FOR IMMEDIATE RELEASE
Today was a disappointing day for all advocates of human rights. Today, the University of Minnesota student government body was supposed to be presented with a resolution asking our University to divest from companies that are complicit in the human rights violations of Palestinians. Instead, with a vote of 34-31-11, they voted to strike our resolution from the agenda. Removing it from the forum agenda means it was neglected before a discussion even took place.
Student government exists to be representative of the larger student body. As students at the University of Minnesota, we had every right to bring forth a resolution and discuss it in student government with fellow students. Unfortunately, the student government did not agree. They found a resolution concerning our complicity in the human rights violations of people halfway across the world uncomfortable and not worthy of their time. This action was disrespectful to our tradition of student engagement. It silenced marginalized voices.
MSA’s actions sent a message to all groups on campus: we are not up for difficult conversations. When marginalized students bring up a conversation that directly affects them, one that is not easily relatable, it’s not worthy of listening to. Discomfort and difficulty are not reasons to silence student discussions. Even though forum is where the student body can voice it concerns and put forth resolutions because of the wishes of a few, the marginalized are marginalized yet again.
But there is more. We have been asking ourselves why ever since. The reality is, our administration interjected into a conversation before the resolution was fully discussed by the students and before it was presented to them.
In his statement, President Kaler addressed our resolution, incorrectly framing its goals. What is noteworthy is that this statement came the morning of the vote. It was completely inappropriate given that this was a student conversation that was to resume that afternoon. We strongly believe that this statement negatively impacted student opinions. The resolution would have eventually been brought up to administration for their voices to be heard then. Instead, Kaler chose to voice his opinion- one that was not well informed nor did it engage the students that proposed the resolution. And this happened before students were allowed to even discuss and formulate their own thoughts on this resolution. The administration should not circumvent and overreach student voices in student discussion. This negatively affected our forum during the debate on the motion to strike down our resolution; the last student allowed to speak spoke from Kaler’s speech in a time when it was specified that only undergraduates would have the chance to speak. Kaler’s words were the last heard in the room, in an undergraduate discussion.

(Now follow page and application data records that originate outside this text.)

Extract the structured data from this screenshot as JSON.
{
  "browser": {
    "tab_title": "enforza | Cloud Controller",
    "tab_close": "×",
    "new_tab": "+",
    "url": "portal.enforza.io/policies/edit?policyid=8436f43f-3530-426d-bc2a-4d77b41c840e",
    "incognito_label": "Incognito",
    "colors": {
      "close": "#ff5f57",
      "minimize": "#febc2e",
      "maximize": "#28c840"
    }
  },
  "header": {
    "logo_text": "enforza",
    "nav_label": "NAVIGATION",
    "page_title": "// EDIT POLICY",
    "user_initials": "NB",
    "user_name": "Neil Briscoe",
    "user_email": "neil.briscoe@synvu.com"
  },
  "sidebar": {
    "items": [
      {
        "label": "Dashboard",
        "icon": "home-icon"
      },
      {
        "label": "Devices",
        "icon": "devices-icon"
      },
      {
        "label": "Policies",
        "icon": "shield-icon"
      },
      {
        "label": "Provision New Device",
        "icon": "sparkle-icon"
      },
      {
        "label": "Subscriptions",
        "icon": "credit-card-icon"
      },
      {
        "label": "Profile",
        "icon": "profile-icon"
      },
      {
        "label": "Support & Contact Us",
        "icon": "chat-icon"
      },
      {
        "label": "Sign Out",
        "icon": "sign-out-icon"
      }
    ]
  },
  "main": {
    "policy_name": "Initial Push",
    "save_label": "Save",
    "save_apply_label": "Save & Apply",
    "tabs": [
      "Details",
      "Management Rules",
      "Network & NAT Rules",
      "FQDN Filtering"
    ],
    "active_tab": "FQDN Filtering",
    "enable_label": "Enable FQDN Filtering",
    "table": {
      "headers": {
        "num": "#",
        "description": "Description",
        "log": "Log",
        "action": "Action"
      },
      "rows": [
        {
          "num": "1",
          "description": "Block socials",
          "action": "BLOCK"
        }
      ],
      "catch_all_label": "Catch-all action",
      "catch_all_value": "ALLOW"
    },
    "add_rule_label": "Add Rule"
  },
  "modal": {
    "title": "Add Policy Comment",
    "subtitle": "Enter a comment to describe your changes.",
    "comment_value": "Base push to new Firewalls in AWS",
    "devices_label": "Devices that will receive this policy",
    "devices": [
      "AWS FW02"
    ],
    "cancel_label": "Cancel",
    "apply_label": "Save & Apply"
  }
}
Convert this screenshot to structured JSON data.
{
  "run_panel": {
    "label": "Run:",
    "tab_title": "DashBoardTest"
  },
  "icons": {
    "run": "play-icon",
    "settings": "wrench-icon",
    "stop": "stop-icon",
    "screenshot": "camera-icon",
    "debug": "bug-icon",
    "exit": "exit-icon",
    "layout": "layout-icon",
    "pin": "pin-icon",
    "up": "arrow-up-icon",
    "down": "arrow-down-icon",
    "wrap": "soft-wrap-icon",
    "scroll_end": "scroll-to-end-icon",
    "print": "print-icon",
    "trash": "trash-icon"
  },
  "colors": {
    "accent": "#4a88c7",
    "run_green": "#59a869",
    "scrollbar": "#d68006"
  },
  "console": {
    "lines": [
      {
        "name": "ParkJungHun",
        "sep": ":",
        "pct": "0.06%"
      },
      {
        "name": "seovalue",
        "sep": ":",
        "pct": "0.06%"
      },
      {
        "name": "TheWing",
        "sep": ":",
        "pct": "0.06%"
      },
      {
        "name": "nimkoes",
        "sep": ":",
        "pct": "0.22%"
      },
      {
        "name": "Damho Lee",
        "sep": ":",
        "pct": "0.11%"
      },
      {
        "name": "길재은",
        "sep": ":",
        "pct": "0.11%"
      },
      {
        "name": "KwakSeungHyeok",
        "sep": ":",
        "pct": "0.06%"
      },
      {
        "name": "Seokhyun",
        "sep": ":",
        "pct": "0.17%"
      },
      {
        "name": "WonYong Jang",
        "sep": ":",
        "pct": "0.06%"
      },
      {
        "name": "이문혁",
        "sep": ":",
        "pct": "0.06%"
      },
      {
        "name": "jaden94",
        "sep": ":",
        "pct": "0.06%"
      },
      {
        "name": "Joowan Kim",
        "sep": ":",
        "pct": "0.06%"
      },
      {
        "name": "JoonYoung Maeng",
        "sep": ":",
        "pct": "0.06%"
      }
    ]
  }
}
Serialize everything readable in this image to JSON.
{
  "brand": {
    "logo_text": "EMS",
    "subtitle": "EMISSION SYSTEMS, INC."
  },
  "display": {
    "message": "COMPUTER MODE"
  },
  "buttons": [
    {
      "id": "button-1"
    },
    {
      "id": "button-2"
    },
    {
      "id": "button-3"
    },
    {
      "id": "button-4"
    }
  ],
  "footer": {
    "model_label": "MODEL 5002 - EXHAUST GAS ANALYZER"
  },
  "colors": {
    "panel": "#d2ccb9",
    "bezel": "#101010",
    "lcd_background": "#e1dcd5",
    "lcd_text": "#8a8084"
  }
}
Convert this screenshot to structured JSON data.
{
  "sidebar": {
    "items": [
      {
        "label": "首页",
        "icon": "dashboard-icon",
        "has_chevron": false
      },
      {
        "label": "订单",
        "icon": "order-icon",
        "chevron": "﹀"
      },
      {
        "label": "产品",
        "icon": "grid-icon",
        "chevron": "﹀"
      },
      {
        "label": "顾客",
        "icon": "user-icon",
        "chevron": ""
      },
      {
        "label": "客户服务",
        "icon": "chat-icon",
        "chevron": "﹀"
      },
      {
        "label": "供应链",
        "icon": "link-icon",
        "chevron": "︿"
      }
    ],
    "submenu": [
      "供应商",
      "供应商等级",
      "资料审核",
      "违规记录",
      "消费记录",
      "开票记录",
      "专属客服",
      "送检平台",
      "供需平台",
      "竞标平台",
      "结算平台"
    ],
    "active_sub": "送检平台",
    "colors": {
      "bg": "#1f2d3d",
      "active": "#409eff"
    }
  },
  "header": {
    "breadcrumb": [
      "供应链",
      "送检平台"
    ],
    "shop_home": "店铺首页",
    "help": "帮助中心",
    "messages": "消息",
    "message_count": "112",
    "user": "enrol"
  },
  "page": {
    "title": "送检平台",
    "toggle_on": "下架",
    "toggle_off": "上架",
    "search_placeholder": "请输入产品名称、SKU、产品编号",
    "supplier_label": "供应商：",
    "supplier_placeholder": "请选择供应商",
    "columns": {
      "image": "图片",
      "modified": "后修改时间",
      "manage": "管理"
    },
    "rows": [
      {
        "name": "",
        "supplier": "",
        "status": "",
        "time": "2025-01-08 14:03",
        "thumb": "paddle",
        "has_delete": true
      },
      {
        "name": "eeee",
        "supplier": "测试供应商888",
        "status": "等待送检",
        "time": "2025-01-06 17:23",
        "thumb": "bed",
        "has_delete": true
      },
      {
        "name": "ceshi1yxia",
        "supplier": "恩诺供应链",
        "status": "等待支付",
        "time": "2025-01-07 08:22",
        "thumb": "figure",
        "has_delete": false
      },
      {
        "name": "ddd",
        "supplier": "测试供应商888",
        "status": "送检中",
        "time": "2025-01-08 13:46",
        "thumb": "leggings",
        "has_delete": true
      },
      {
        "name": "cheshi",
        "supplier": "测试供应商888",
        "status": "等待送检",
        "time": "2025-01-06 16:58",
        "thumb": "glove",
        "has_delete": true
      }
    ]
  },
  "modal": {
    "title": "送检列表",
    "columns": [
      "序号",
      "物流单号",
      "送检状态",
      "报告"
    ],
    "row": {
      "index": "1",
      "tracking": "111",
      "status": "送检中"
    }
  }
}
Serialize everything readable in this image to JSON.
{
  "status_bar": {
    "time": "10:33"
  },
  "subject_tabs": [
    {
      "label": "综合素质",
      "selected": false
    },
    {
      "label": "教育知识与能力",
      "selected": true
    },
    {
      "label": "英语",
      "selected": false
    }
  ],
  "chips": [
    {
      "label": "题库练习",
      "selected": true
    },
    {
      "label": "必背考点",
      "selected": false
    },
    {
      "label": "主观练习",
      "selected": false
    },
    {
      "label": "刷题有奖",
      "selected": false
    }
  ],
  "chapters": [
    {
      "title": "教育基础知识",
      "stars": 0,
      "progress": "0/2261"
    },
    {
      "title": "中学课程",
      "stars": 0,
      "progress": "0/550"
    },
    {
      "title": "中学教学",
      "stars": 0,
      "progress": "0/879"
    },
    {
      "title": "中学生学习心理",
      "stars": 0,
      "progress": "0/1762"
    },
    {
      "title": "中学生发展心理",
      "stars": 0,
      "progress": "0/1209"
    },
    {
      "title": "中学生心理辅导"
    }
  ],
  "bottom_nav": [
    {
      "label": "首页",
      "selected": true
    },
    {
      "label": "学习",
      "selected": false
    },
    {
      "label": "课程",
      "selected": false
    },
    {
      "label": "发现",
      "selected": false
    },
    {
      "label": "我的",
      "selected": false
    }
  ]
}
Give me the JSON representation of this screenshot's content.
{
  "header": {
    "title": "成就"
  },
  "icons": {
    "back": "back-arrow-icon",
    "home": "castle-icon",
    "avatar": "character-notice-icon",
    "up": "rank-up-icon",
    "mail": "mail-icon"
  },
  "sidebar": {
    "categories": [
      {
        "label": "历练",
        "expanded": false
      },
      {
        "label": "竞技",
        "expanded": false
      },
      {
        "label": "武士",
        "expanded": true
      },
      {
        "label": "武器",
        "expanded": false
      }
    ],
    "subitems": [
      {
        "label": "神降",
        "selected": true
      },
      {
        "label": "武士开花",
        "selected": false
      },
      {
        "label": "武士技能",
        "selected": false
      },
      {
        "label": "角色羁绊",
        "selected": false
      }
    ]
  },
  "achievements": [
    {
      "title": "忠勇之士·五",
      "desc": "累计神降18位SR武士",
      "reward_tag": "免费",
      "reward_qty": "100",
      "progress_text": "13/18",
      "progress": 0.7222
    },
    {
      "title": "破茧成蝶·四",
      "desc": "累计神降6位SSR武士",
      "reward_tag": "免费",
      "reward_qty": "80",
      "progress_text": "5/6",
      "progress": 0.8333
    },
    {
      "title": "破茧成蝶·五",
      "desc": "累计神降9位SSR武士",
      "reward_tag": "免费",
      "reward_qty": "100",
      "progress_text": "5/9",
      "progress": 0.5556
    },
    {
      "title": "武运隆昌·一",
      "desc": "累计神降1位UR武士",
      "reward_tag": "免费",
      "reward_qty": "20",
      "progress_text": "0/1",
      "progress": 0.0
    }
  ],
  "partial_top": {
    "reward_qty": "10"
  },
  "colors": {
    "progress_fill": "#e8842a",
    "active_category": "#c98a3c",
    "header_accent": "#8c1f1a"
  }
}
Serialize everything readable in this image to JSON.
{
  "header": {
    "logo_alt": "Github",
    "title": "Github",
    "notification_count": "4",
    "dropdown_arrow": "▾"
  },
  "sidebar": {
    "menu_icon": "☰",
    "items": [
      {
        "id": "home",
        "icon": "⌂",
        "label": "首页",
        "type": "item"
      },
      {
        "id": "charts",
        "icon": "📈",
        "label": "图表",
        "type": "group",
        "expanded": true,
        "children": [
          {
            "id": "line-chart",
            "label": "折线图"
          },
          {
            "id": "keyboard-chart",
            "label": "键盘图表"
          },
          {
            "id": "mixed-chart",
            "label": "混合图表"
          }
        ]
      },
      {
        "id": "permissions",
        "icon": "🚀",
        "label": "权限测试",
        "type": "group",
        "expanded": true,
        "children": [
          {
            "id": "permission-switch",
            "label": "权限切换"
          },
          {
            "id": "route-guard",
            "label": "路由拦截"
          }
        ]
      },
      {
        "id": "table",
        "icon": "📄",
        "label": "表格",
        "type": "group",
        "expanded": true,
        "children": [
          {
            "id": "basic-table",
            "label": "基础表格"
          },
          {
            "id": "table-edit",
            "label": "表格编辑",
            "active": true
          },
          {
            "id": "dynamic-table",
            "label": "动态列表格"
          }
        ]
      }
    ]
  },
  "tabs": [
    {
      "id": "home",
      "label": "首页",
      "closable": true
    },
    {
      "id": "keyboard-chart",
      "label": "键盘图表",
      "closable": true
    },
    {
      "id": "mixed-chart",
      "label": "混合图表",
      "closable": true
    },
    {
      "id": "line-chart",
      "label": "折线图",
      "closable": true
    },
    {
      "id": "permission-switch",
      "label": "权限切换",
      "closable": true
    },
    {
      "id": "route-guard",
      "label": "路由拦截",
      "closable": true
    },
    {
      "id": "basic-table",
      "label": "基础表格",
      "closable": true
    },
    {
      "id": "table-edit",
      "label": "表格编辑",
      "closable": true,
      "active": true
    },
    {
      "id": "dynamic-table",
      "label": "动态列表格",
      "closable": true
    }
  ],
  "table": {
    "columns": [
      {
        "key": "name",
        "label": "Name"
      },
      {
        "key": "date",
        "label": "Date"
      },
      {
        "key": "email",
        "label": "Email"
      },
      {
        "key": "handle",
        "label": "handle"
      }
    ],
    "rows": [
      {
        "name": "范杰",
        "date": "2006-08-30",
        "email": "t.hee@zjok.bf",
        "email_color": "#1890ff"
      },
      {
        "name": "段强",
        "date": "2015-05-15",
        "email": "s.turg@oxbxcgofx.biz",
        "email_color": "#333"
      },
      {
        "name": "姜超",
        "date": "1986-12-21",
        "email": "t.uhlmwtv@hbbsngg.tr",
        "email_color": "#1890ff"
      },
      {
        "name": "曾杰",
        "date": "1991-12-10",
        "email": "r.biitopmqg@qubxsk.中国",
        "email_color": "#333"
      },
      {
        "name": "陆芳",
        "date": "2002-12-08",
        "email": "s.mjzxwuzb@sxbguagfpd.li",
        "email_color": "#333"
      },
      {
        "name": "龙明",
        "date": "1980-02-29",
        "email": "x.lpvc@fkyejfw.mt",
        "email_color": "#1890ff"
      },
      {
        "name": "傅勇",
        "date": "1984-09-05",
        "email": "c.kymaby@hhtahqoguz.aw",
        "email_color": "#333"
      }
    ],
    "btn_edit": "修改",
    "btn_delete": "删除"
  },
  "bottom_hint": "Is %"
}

What is most troubling is what inspired Kaler’s statement. On February 26th, 2016, a letter was sent to Kaler from the Minnesota State legislature urging Kaler to “publicly and resolutely oppose this resolution before this perilous vote is taken.” This letter was signed by 81 members of our state legislature. This is an unforgivable action. It was an unprecedented reach into student affairs and discussion. It was not the state legislature’s place to stifle student conversations on campus. Our student government should not be and cannot be a reflection of the state government. Our voices are voices that cause change and if they are censored to align with current policies, we will never see change.
There were over 35 student groups, faculty, and community organizations accompanied by nearly 500 signatures in support of this divestment resolution all silenced by Kaler and our MSA today. While we are overcome by the support of our fellow students and how much the conversation has grown as a result of this divestment resolution, we are extremely disappointed that it was all shut down on the floor of MSA. Fortunately, we, the students, have much more power than this. The conversation will continue as long as human rights violations continue.
This is the letter sent to Kaler attached below.